It seems like snacks are unnecessarily built into most children's activities, and we are struggling with how to handle it. For example, the kids are given snacks at church, which is only 1 1/2 hours long. I don't see any reason that they need to be given snacks during these short timeframes. They are always a processed food (goldfish, pretzels, etc.). Or even worse, A is in Girl Scouts and parents bring snacks to each meeting (again, 1 1/2 hours long from 6-7:30pm). The snacks that other parents bring drive me crazy—cupcakes, donuts, cookies, brownies, etc. I've yet to see a healthy food pass through. Any suggestions on how to handle those situations? Also, any thoughts on how incorporating junk food into fun activities for kids could influence their food choices (i.e., strengthening positive associations with unhealthy foods)? I don't really think snacks are necessary during any of these types of activities, but if they are going to be included, it seems like a perfect opportunity to introduce fresh, healthy foods. If it's their only option, there's a great chance they will eat it. And surely carrots don't cost more than Goldfish. Gah!

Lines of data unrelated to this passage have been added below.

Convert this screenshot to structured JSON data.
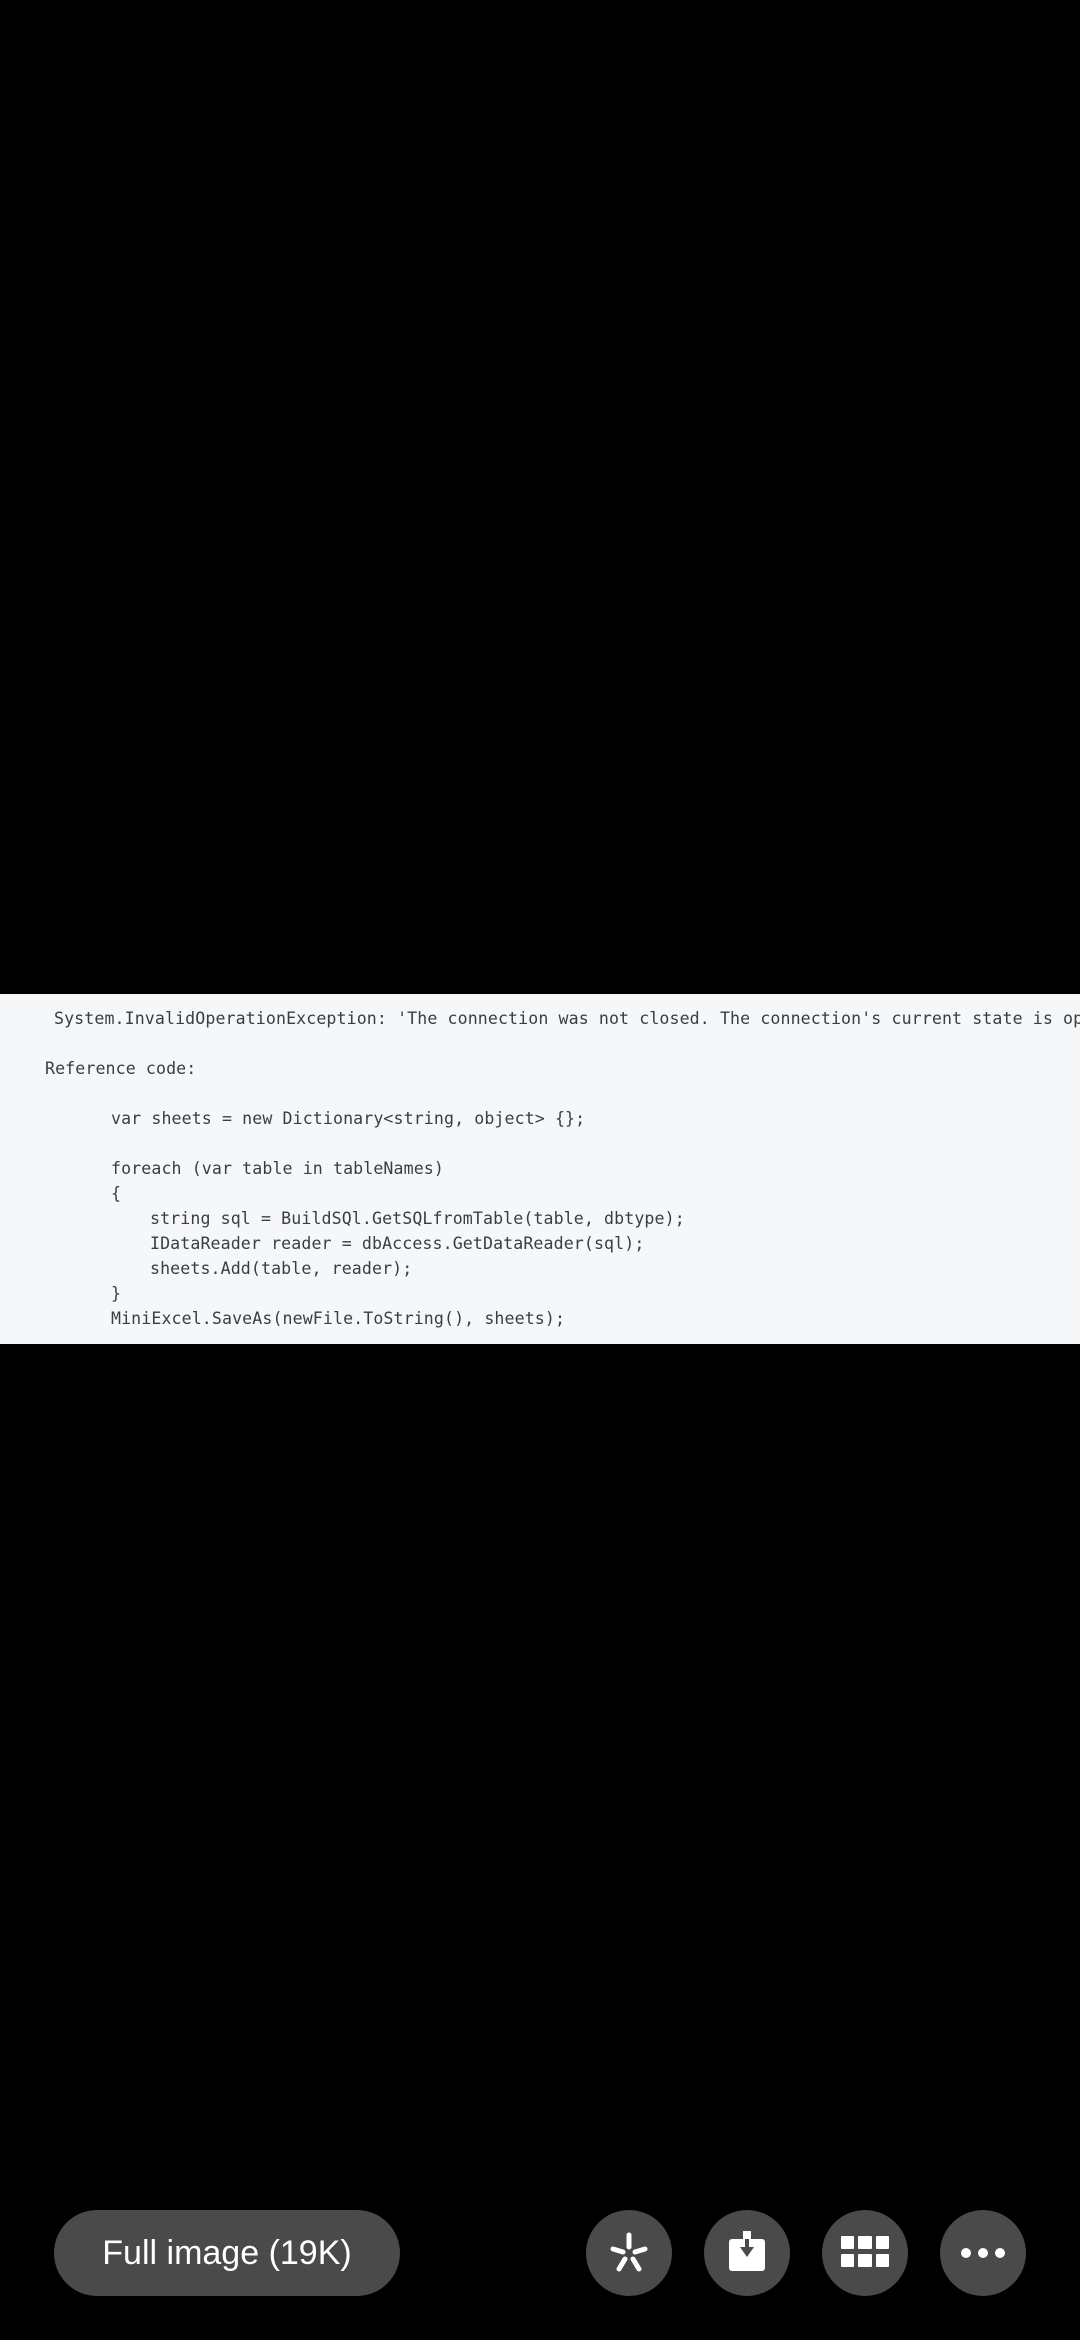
{
  "image": {
    "lines": [
      "System.InvalidOperationException: 'The connection was not closed. The connection's current state is open.'",
      "Reference code:",
      "var sheets = new Dictionary<string, object> {};",
      "foreach (var table in tableNames)",
      "{",
      "string sql = BuildSQl.GetSQLfromTable(table, dbtype);",
      "IDataReader reader = dbAccess.GetDataReader(sql);",
      "sheets.Add(table, reader);",
      "}",
      "MiniExcel.SaveAs(newFile.ToString(), sheets);"
    ]
  },
  "toolbar": {
    "full_image_label": "Full image (19K)",
    "buttons": [
      {
        "name": "lens",
        "icon": "lens-sparkle-icon"
      },
      {
        "name": "download",
        "icon": "download-icon"
      },
      {
        "name": "grid",
        "icon": "grid-icon"
      },
      {
        "name": "more",
        "icon": "more-dots-icon"
      }
    ]
  },
  "colors": {
    "background": "#000000",
    "image_background": "#f6f7f9",
    "button_background": "#4a4a4a",
    "button_text": "#ffffff",
    "code_text": "#3a3d44"
  }
}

An Irritated Mom
Snacks are everywhere. It seems that snacks are used in many situations as a guaranteed time to make the kids happy and pass a few minutes—something easy to build into almost every activity. Unfortunately, providing snacks is often unnecessary and frequently interferes with kids eating balanced meals at mealtimes. And, as “An Irritated Mom”mentions, snacks can create an unhealthy emotional relationship. When an adult associates junk food with happy times in childhood, he or she may use those same unhealthy foods to try to emotionally recreate or reconnect with happy times. So what to do about it?
If you’re a parent facing a similar struggle, here are a couple of ideas:
1. Advocacy. In the case of “An Irritated Mom,”perhaps she could suggest to the church and Girl Scout leadership to develop a policy that snacks be healthy. There has been a lot of research in this area, especially related to the quality of nutrition in child care centers, and the importance of providing nutrient-dense snacks. Along these lines, you could also make sure that, when it is your turn to bring snacks to activities and play dates, you bring a very healthy (but tasty) snack to set an example. If the other parents see that the kids love the healthy snack, maybe some of them will do the same.
2. Teach the signs of hunger and fullness. Help your kids learn as best they can how to tell signs of hunger and fullness, and remind them to eat when they’re hungry and stop when they're full. If that means they aren't hungry at snack time, then they should know that it is okay to not eat anything.
3. Let it go. If you feel that the battle is not worth fighting in certain situations, it is okay to just let it go. Ultimately, parents cannot possibly protect their kids from all potentially “harmful” influencers. You probably wouldn’t want to anyway since highly controlling and restrictive parents tend to have children who rebel against their parents’ best wishes anyway. At the end of the day, an unnecessary snack here and there is not going to make that much of a difference (though it could if many different organizations are doing it on a regular basis).
Finally, health-conscious parents should keep doing what they already are doing—creating an environment at home (where the kids spend most of their time) that supports healthy and balanced eating.
By Natalie Digate Muth
Natalie Digate Muth, MD, MPH, RD, FAAPNatalie Digate Muth, MD, MPH, RD, FAAP is the Senior Advisor for Healthcare Solutions for the American Council on Exercise, a board-certified pediatrician and Fellow of the American Academy of Pediatrics, a Diplomat of the American Board of Obesity Medicine, registered dietitian and board-certified specialist in sports dietetics, and ACE Certified Health Coach. She is the author of "Eat Your Vegetables and Other Mistakes Parents Make: Redefining How to Raise Healthy Eaters" and the textbook "Sports Nutrition for Health Professionals." She has been ACE certified since 1998.